We go back the next week to the earlier service, and get more of the same.
We visit God’s House Orlando twice, which we have not done with any of the other churches. It ranks very highly on the family list, but there are a few more churches we want to visit.
A few weeks later, we’re at a satellite church near where our new house will be — about 15 – 20 minutes away, which is actually kind of close in Metro Orlando. Our new house is about 3.5 miles from the University of Central Florida, and the church is in a conference center on campus.
Satellite church often means “TV church,” and this one is no exception. There are 30 or so of us in a large meeting room, complete with folding chairs, a small stage, and a large projection screen. And there are roughly 7 or 8 other satellites around central Florida.
We sing to a live band, get a few announcements from the satellite pastor (who’s actually there with us), and then hear the message from the senior pastor in the — I don’t know what you’d call it — mother ship(?). The camera angles are very tight on Mother Ship Pastor, so I whisper to Toni that it’s either pre-recorded or there’s not actually anyone in the audience.
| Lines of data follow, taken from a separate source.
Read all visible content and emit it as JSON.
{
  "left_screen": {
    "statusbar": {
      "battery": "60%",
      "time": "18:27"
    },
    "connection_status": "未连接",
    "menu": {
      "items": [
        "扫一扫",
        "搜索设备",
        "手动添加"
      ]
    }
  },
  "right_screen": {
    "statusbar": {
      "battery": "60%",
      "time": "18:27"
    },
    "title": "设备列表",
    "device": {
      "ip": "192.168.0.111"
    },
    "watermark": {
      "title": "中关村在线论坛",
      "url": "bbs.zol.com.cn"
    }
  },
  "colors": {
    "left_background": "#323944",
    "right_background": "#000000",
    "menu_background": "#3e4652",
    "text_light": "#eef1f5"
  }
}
We learn the truth the following week, when we visit the Mother Ship Church in Clermont. It turns out to be a pretty big church, about as big as the very first one we visited, except it’s more liberal. We’re not sure how much more, although no one is dancing on stage. Still, there are a few hipsters in the church band, and I even catch a glimpse of a man bun or two. Also, one of the tech guys runs a sci-fi podcast I recently subscribed to. They even answer one of my Twitter questions about The Flash on the podcast, so they can’t be all bad.
The downside is that the mother ship is about 50 minutes away from our new house, and will cost around $8 – $10 in tolls just to go.
I like the church, I just don’t $20-in-highway-robbery like it. And Toni doesn’t like TV church. So this one is out.
This Sunday, we try a church in our hometown, excited that they’ve got something for everyone — middle school and high school youth groups, young adult groups — and it’s just a few miles from our house.
Except it ends up being a big disappointment. It’s not anything we can put our finger on. It seems very conservative, very strict in some of their teachings, and they don’t seem to expect (or allow) a lot of things from their women. I see a lot of suits and dresses. I’m glad I wore jeans and not shorts.
The pastor says a few things — he demonstrates a knowledge of world events and American pop culture history — that perk up my ears, but it’s not enough for us to get over the feeling that it’s really not for us.
Toni and I even discuss which church we liked better, the hippy-dippy church from week 2 or this church. We remember the Hip Hop Dancers for Jesus and the “we’re not worthy” singer and we agree that this church was at least better than that one. We’re mixed about where the rest rank for us, but we all agree that God’s House Orlando truly made us feel loved. It’s just far away (although not as far as the Mother Ship with all the satellites).
So the search continues. We go back to Google and Google Maps to begin a new search for a new church home.
The Israelites may have wandered the desert for 40 years, but they didn’t have Google Maps or Yelp, so hopefully we’ll solve our problem in 40 weeks.